▶ Work required
Search the data for "Playback". Each line containing it is to be copied.

▶ Dataset excerpts
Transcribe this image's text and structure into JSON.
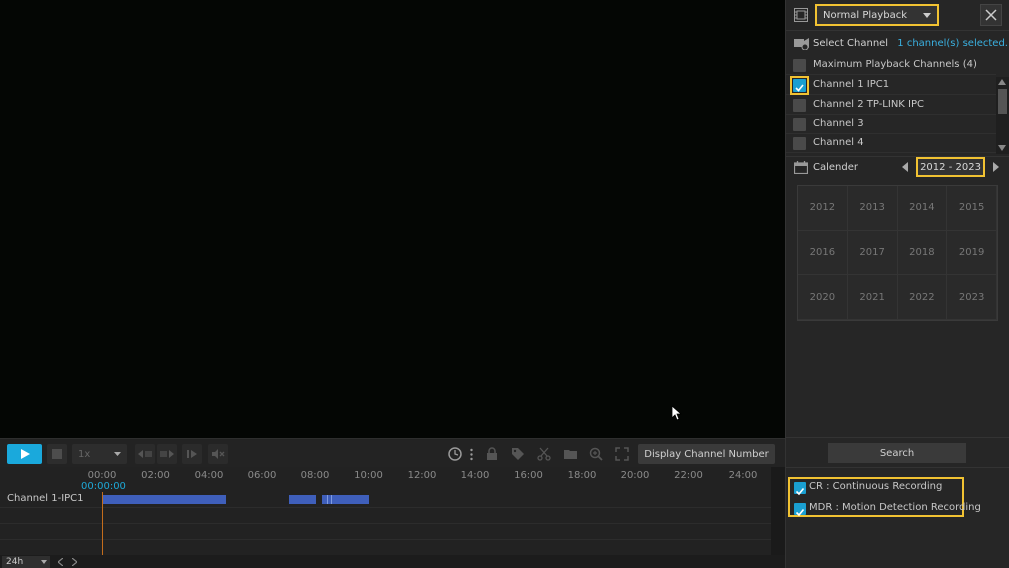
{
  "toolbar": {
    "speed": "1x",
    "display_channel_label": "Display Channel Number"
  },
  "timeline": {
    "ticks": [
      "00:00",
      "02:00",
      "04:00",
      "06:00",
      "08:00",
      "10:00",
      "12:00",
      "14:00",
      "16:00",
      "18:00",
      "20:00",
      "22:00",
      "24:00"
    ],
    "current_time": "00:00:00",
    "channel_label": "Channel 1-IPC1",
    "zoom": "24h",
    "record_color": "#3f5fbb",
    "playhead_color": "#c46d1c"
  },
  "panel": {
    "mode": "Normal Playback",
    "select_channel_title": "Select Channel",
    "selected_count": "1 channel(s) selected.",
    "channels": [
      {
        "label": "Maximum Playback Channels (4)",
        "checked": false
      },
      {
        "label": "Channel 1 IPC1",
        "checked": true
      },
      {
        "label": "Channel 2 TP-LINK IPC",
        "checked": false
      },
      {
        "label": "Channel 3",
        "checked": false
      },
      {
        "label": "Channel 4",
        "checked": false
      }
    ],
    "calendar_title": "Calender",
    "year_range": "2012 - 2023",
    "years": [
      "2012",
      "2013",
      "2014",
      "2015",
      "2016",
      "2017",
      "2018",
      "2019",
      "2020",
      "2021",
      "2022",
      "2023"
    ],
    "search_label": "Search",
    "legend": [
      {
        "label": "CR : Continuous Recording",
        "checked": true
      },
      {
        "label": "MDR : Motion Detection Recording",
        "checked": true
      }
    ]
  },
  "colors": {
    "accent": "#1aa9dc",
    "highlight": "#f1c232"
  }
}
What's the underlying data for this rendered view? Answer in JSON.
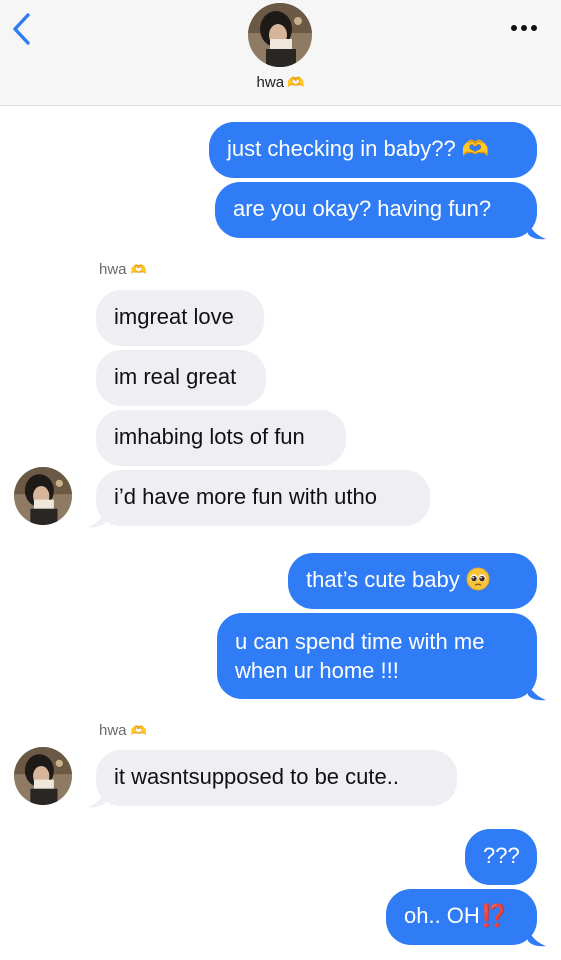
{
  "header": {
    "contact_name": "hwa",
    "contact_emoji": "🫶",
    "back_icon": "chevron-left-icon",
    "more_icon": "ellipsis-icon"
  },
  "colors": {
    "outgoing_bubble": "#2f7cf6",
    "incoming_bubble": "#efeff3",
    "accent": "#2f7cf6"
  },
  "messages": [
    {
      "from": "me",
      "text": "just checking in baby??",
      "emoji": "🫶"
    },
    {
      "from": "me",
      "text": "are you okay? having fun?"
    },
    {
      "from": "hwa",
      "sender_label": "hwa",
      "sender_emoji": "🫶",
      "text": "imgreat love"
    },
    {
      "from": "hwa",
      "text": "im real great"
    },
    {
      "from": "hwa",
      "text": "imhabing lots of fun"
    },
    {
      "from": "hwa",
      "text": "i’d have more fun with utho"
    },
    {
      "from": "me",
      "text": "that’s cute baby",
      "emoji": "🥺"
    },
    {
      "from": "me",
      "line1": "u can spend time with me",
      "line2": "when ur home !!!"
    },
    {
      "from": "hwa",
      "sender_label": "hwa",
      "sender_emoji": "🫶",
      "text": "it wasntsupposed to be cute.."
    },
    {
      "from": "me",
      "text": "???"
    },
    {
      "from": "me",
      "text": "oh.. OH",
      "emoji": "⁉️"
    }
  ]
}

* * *

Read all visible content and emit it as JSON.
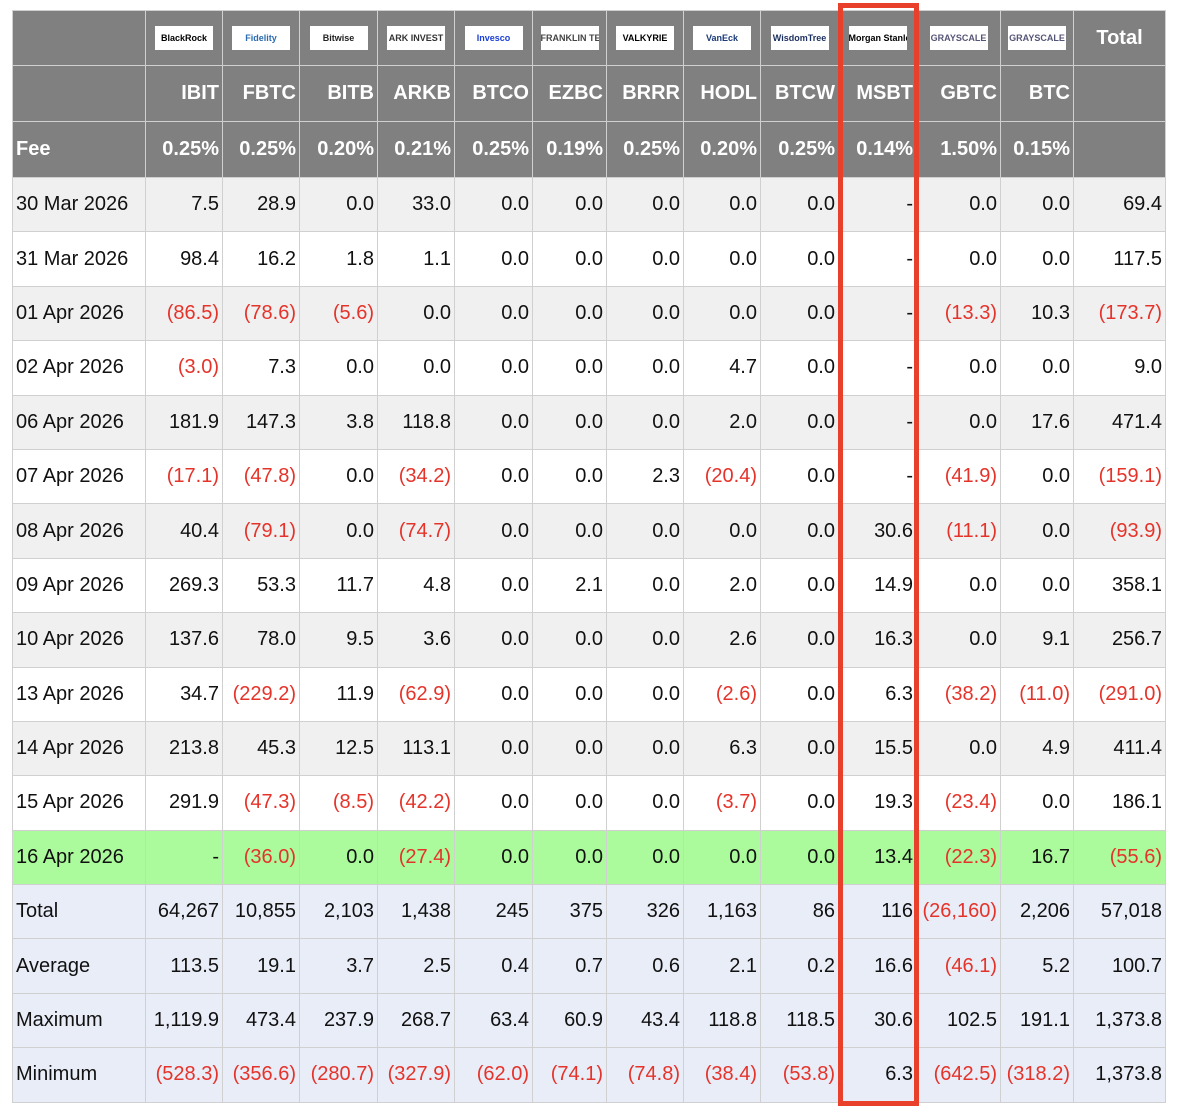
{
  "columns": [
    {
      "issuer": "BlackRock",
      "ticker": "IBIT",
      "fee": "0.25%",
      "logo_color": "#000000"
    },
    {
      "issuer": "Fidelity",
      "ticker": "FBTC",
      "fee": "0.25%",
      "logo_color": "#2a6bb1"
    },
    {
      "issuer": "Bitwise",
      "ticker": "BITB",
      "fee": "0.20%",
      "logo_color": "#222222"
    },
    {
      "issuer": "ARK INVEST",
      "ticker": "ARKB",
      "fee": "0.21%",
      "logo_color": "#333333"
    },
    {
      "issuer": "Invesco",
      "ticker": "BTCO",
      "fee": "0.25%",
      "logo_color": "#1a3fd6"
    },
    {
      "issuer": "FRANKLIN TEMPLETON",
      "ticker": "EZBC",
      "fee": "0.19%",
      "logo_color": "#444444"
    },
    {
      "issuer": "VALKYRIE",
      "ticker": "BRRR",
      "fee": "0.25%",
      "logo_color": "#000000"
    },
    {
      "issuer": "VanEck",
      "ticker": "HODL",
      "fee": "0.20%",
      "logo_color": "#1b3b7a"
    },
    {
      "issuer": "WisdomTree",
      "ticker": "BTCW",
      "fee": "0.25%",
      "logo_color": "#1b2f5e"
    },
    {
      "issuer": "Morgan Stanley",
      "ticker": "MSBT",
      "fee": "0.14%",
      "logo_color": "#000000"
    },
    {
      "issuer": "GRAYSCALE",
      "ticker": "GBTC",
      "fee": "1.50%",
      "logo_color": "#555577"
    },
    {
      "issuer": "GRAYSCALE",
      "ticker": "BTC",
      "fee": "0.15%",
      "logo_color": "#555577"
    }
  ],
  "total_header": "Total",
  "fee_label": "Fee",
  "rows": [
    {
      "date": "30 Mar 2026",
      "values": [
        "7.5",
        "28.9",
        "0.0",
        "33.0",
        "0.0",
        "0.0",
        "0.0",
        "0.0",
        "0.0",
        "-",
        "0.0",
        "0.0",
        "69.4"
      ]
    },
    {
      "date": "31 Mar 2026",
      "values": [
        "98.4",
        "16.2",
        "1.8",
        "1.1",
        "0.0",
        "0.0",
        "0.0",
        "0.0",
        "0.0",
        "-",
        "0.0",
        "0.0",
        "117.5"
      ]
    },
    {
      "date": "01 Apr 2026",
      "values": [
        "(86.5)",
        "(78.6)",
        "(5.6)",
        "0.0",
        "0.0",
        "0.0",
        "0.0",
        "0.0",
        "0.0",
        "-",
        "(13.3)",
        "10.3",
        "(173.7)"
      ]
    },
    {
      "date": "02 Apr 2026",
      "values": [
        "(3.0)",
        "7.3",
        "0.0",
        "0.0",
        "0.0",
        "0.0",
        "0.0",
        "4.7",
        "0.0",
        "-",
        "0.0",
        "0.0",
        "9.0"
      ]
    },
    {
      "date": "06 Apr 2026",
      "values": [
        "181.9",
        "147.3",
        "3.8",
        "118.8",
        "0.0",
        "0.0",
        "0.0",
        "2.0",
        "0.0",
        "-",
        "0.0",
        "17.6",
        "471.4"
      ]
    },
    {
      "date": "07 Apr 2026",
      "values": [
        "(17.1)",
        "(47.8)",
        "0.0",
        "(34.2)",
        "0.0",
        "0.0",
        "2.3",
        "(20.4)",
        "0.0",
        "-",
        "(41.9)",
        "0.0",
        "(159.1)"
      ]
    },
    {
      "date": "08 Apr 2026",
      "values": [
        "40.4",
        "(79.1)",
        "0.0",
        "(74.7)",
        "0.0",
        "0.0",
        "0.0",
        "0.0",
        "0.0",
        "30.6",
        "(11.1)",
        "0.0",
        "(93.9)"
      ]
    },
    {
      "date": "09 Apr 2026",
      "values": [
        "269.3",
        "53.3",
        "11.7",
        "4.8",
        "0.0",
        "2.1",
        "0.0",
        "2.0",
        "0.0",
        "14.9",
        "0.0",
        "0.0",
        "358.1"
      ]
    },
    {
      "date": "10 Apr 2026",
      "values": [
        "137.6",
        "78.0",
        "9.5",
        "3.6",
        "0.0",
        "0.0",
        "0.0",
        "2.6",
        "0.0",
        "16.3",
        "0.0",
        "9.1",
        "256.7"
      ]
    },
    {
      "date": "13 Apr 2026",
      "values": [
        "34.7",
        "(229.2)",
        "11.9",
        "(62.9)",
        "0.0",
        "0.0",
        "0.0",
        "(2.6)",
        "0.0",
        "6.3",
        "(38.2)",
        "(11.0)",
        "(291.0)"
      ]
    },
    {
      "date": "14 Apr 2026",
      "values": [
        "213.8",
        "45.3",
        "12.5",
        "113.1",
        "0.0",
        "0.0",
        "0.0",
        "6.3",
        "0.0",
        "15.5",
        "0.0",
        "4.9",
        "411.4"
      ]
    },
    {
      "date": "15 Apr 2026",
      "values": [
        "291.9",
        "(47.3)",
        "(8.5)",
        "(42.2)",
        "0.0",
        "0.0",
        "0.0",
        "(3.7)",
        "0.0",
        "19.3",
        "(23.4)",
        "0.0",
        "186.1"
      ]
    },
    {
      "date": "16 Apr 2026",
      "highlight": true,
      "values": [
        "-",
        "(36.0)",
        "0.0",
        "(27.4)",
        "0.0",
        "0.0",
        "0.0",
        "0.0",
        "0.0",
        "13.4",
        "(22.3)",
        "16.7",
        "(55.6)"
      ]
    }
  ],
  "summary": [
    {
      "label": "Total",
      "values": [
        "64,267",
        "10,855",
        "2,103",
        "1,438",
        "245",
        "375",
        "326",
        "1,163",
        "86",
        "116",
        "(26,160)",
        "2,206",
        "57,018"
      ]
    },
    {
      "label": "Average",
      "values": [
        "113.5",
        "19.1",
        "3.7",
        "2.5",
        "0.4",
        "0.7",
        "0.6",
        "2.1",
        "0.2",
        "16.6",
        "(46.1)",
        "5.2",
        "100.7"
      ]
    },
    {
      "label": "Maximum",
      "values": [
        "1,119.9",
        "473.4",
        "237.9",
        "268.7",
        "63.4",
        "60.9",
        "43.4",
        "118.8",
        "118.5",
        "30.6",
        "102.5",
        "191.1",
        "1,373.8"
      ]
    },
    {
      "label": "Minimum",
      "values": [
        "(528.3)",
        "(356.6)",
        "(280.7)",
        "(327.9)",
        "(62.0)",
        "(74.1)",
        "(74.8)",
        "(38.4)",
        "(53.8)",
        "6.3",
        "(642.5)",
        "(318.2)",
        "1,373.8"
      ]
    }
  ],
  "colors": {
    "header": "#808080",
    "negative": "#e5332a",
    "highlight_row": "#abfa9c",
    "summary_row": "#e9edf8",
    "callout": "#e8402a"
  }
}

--

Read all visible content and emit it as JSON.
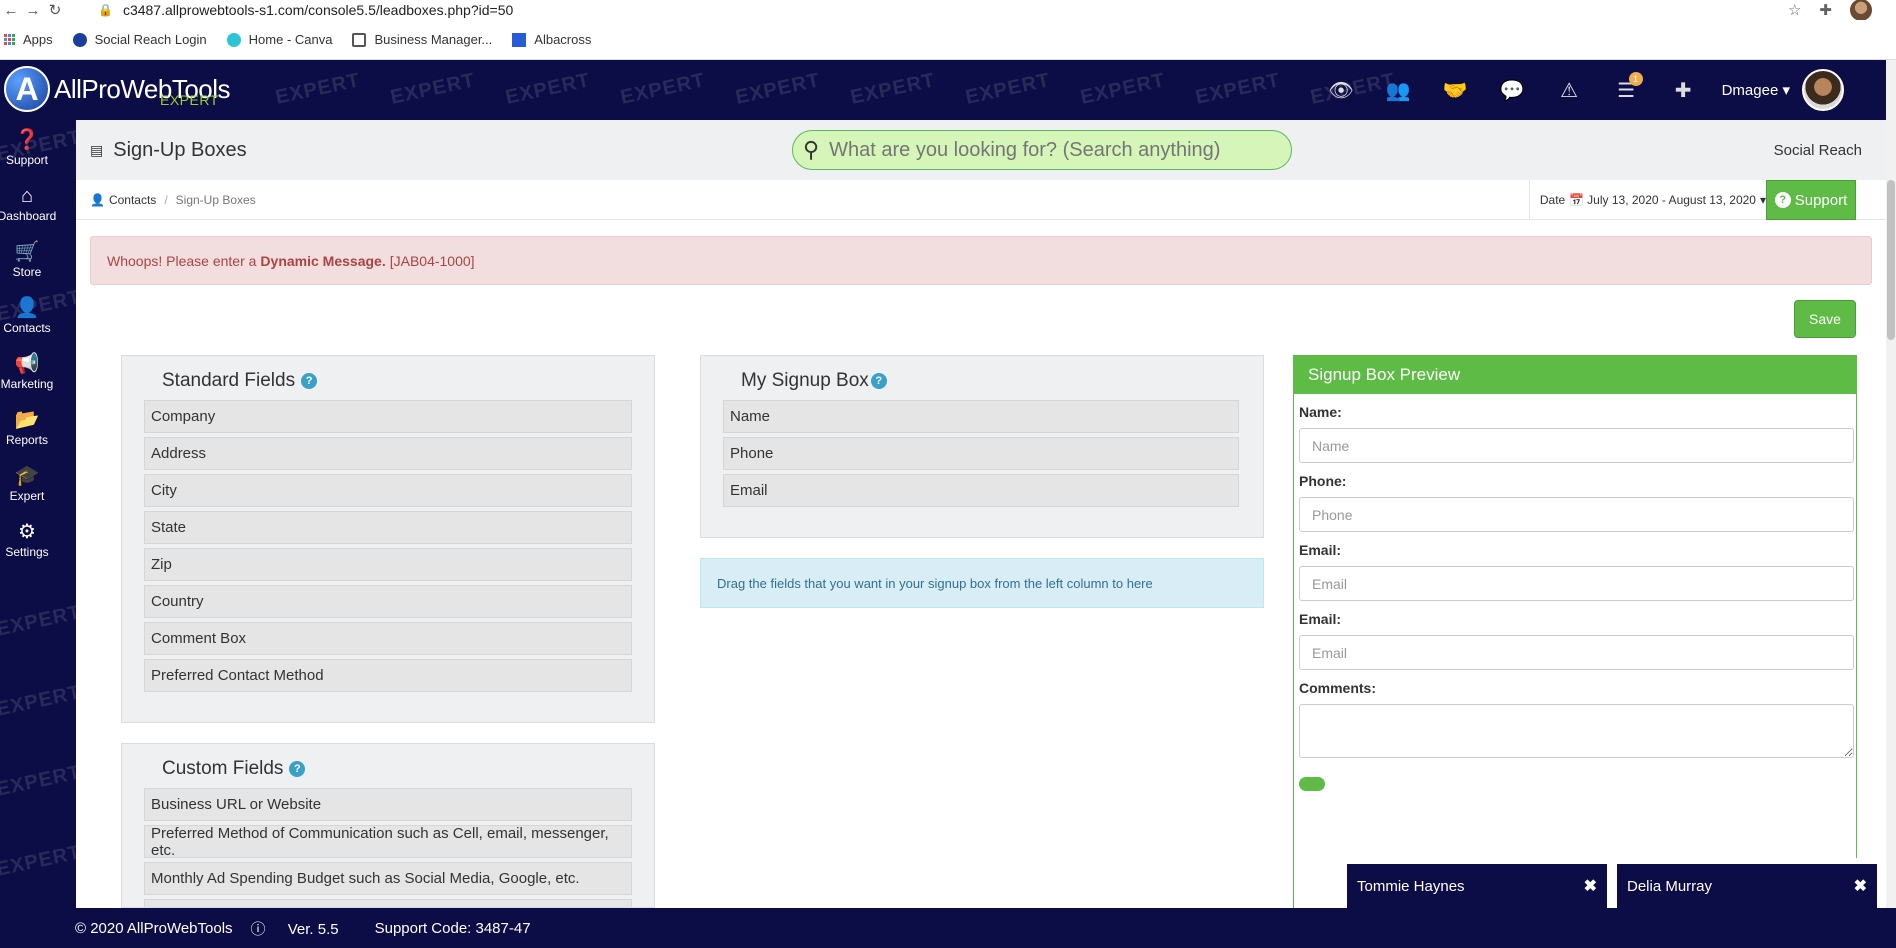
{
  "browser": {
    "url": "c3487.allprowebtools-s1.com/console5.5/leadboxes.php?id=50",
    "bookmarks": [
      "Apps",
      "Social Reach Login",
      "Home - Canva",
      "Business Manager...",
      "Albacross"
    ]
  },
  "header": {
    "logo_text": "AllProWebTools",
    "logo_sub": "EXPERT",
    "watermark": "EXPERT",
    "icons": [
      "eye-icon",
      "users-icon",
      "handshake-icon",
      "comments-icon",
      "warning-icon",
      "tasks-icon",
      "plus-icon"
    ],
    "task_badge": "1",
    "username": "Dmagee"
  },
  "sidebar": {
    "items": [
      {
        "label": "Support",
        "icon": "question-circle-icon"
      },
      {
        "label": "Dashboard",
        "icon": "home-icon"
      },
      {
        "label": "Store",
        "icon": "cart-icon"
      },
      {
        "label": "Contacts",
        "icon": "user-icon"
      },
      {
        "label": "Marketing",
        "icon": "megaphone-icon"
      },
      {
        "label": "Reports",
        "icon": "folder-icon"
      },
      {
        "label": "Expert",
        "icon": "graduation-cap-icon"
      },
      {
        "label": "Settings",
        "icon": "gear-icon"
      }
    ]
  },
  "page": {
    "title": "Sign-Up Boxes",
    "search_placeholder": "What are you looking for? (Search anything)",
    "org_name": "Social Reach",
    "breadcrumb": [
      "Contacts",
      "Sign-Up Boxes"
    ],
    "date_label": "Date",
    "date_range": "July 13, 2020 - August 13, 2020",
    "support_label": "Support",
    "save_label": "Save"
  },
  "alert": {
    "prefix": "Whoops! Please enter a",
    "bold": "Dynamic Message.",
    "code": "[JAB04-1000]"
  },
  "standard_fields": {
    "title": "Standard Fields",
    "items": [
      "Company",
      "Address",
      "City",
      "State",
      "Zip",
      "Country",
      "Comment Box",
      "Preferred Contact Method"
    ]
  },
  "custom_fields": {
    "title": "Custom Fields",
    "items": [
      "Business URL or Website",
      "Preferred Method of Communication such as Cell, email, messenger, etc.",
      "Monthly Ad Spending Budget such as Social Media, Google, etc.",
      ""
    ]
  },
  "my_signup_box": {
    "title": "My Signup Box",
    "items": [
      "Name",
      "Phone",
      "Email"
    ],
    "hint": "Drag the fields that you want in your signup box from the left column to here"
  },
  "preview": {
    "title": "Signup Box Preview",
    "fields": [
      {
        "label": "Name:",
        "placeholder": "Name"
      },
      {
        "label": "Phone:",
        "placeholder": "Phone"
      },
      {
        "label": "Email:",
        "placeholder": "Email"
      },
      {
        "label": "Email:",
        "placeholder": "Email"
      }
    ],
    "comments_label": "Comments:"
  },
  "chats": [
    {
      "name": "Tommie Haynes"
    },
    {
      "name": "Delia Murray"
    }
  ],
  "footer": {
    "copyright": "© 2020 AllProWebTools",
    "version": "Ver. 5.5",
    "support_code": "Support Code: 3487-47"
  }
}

▶ Task result
    "mode": "Normal Playback",
        "label": "Maximum Playback Channels (4)",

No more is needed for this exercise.